The British have a phrase “too clever by half” to describe complex schemes that ultimately won’t work.
Stanford Hospital and Clinics contracted with a business associate, Multi-Specialty Collection Services (MSCS), to perform a revenue cycle review. Using data supplied by Stanford in an encrypted format, MSCS generated a spreadsheet listing the names, diagnosis codes, account numbers, admission and discharge dates, and billing charges for 20,000 patients seen at the hospital’s emergency room during a six-month period in 2009.
Ninth Circuit Says Cellphone Calls Do Not Have to Be Confidential to Violate the California Invasion of Privacy Act
The Ninth Circuit recently issued a divided and unpublished opinion in Young v. Hilton Worldwide Inc. et al, which plaintiffs may attempt to use in class action lawsuits against call centers for violations of the California Invasion of Privacy Act (“CIPA”).

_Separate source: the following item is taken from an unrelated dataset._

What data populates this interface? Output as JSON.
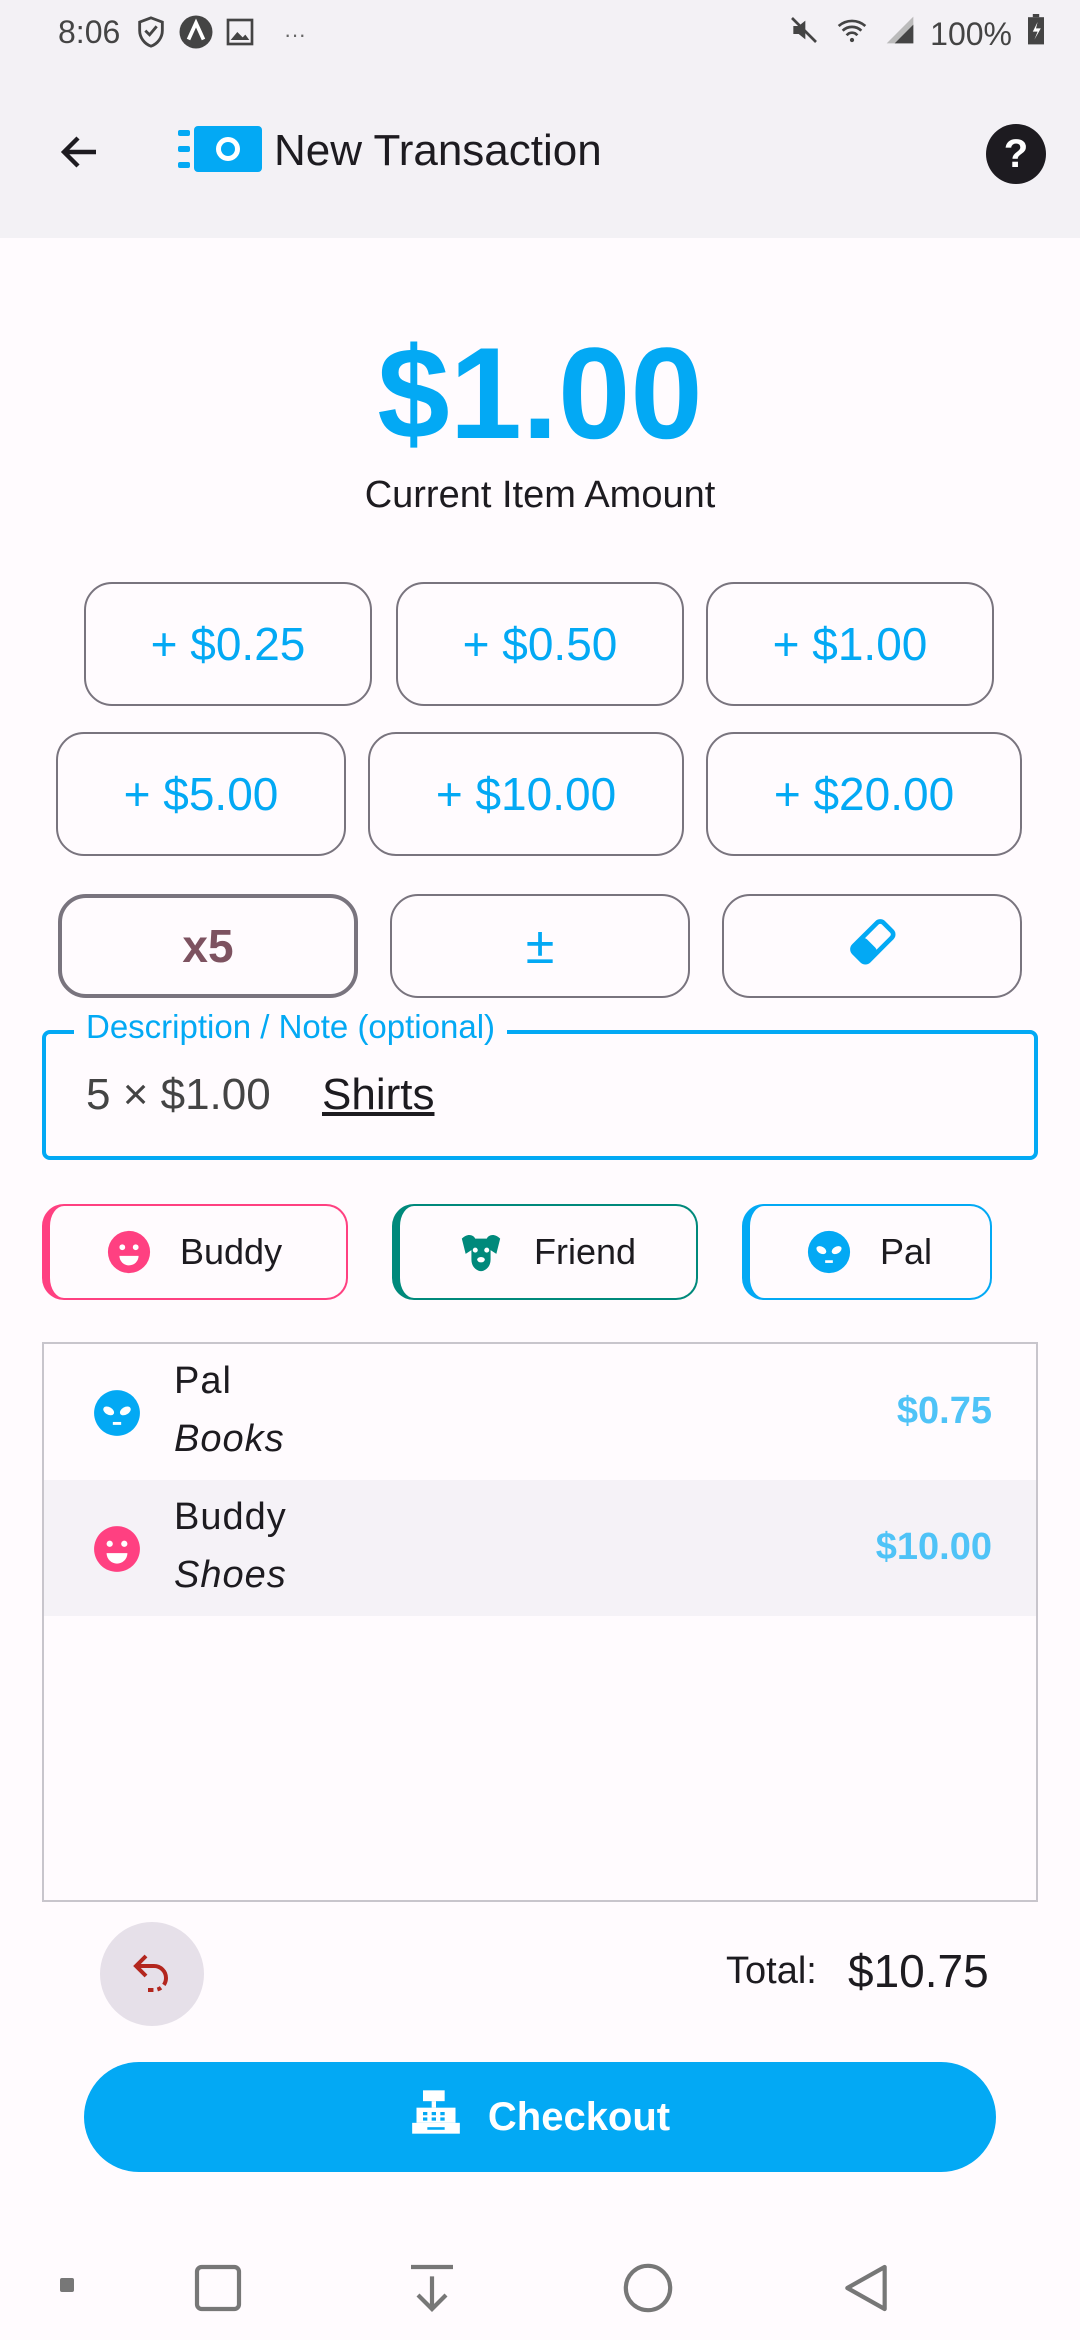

Beverage companies PepsiCo and Goya face a spate of class action lawsuits relating to the caramel coloring in their soda drinks.
In January, we observed that the Supreme Court of Canada’s decision in Hyrniak v. Mauldin on Ontario’s summary judgment rule would have effects in class action litigation, including effects outside of Ontario.
The Tennessee General Assembly has passed, and the Governor has signed, legislation adding nurse practitioners to the list of people who are ordinarily exempt from subpoena to trial. Nurse practitioners are still subject to being subpoenaed to give a deposition.
Let’s consider the following scenarios. For purposes of this discussion, we assume you handle hail claims all over Texas:
District Court Cites Recent “Evolution” of Rule 23 Standards to Deny Class Certification Motion in Securities Action
In In re Kosmos Energy Ltd. Securities Litigation, No. 3:12-CV-373-B, 2014 U.S. Dist. LEXIS 36365 (N.D. Tex. Mar. 19, 2014), the United States District Court for the Northern District of Texas (Boyle, J.) denied lead plaintiff’s class certification motion in a consolidated action alleging claims under Sections 11, 12(a)(2) and 15 of the Securities Act of 1933 (“1933 Act”), 15 U.S.C. §§ 77k, 77l(a)(2), 77o.
In Ubaldi v. SLM Corp., No. 11-01320, 2014 U.S. Dist. LEXIS 38587 (N.D. Cal. Mar. 24, 2014), the plaintiffs sued student-loan institution Sallie Mae for allegedly imposing unenforceable choice-of-law provisions on some of its borrowers, as well as charging improper late fees and “usurious” interest.